AC bus catches fire, passengers safe
An AC bus plying on the Howrah-Barasat route caught fire at around 9 am on Monday, filling the interiors with thick, black smoke and setting off a manic frenzy and panic among the passengers on board.kolkata Updated: Sep 04, 2012 13:56 IST
An AC bus plying on the Howrah-Barasat route caught fire at around 9 am on Monday, filling the interiors with thick, black smoke and setting off a manic frenzy and panic among the passengers on board.
With the windows all shut and the AC going at full blast, the fire soon set off a torrent of smoke, turning the entire vehicle into a veritable gas chamber. However, with the blaze spotted in time, the bus was stopped on the second Hooghly bridge, so all passengers could get off safely. The driver reportedly moved in to douse the flames with the fire extinguisher on board the vehicle, but couldn’t rein in the leaping flames.
The fire caught the rear tyre and consumed the entire vehicle within minutes. However, with the blaze spotted early enough, the passengers managed to scramble to safety. The three fire tenders, which moved in shortly after, doused the flames after a strenuous hour-long effort.
Officials of the fire services department said that the fire and noxious fumes, if allowed to drift, could have choked many inside the enclosed space in a manner witnessed during the devastating AMRI blaze back on December 9.
A blaze in the basement of the Dhakuria facility sent up killer fumes through the AC ducts, choking 91 patients housed in the enclosed hospital space, to death.
With the bus being on its maiden run on city streets, poor maintenance, which has been ailing the state transport fleet, couldn’t have caused the fire.
“Though AC buses have fire extinguishers on board, the same was of little use today as the fire, fed on by strong winds on second Hooghly Bridge, spread fast. Thankfully, another bus driver behind me spotted smoke coming out of the engine and alerted me. Or else the fallout could have been more tragic,” Sajal Manna, who was at the wheel of the illfated vehicle, told HT.
“Thankfully, the fire originated in the exterior of the bus. With the windows shut in AC buses, not much could have been done had the fire caught the interiors of the vehicle. Such buses have an emergency exit door in the rear. But given the way the fire spread, I doubt if he would have been able to save any lives had he not been alerted on time,” Tapan Ghosh, deputy director, fire services department, told HT.

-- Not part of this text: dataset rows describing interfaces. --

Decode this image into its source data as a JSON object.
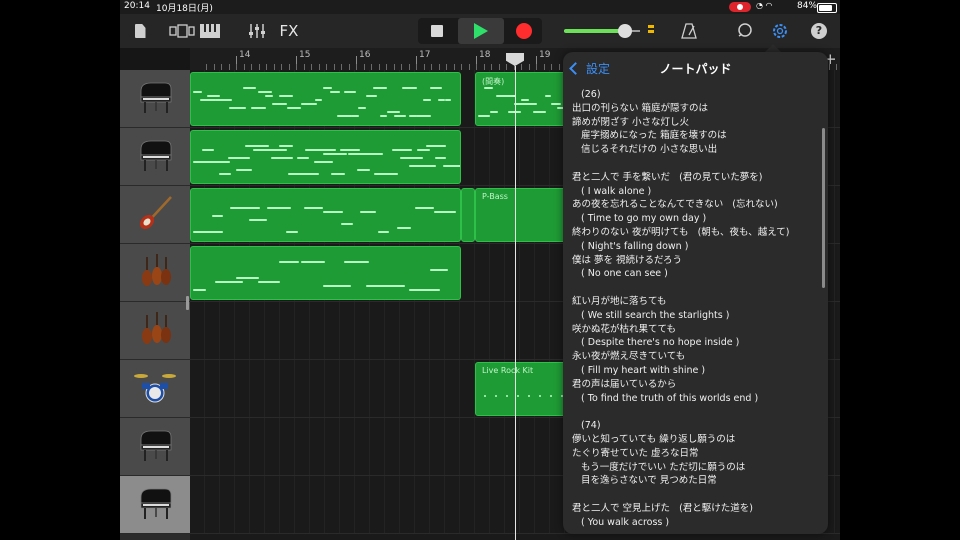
{
  "status_bar": {
    "time": "20:14",
    "date": "10月18日(月)",
    "battery": "84%"
  },
  "toolbar": {
    "fx_label": "FX",
    "volume_level": 0.8
  },
  "ruler": {
    "bars": [
      "14",
      "15",
      "16",
      "17",
      "18",
      "19"
    ]
  },
  "tracks": [
    {
      "name": "grand-piano",
      "icon": "grand-piano-icon"
    },
    {
      "name": "grand-piano",
      "icon": "grand-piano-icon"
    },
    {
      "name": "electric-bass",
      "icon": "bass-guitar-icon"
    },
    {
      "name": "strings",
      "icon": "strings-icon"
    },
    {
      "name": "strings",
      "icon": "strings-icon"
    },
    {
      "name": "drums",
      "icon": "drum-kit-icon"
    },
    {
      "name": "grand-piano",
      "icon": "grand-piano-icon"
    },
    {
      "name": "grand-piano",
      "icon": "grand-piano-icon",
      "selected": true
    }
  ],
  "regions": {
    "interlude": "(間奏)",
    "bass": "P-Bass",
    "drums": "Live Rock Kit"
  },
  "notepad": {
    "back_label": "設定",
    "title": "ノートパッド",
    "lines": [
      "   (26)",
      "出口の刊らない 箱庭が隠すのは",
      "諦めが閉ざす 小さな灯し火",
      "   雇字搦めになった 箱庭を壊すのは",
      "   信じるそれだけの 小さな思い出",
      "",
      "君と二人で 手を繋いだ   (君の見ていた夢を)",
      "   ( I walk alone )",
      "あの夜を忘れることなんてできない   (忘れない)",
      "   ( Time to go my own day )",
      "終わりのない 夜が明けても   (朝も、夜も、越えて)",
      "   ( Night's falling down )",
      "僕は 夢を 視続けるだろう",
      "   ( No one can see )",
      "",
      "紅い月が地に落ちても",
      "   ( We still search the starlights )",
      "咲かぬ花が枯れ果てても",
      "   ( Despite there's no hope inside )",
      "永い夜が燃え尽きていても",
      "   ( Fill my heart with shine )",
      "君の声は届いているから",
      "   ( To find the truth of this worlds end )",
      "",
      "   (74)",
      "儚いと知っていても 繰り返し願うのは",
      "たぐり寄せていた 虚ろな日常",
      "   もう一度だけでいい ただ切に願うのは",
      "   目を逸らさないで 見つめた日常",
      "",
      "君と二人で 空見上げた   (君と駆けた道を)",
      "   ( You walk across )"
    ]
  }
}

“A short circuit would have likely caused the fire. It is difficult for us to spot fires and we do rely on passengers to alert us in the event of one. But once drawn to a fire, it is incumbent on us to get the passengers out safe,” Manna said.
AC buses could turn into a veritable trap in the event of a fire, as the windows are hard to break. Even repeated blows could only result in a crack or two, but won’t bring smash the windows.
“This incident has shown that these buses, though comfortable, aren’t entirely safe for passengers,” Abhishek Nath, a final year MCA student, told HT.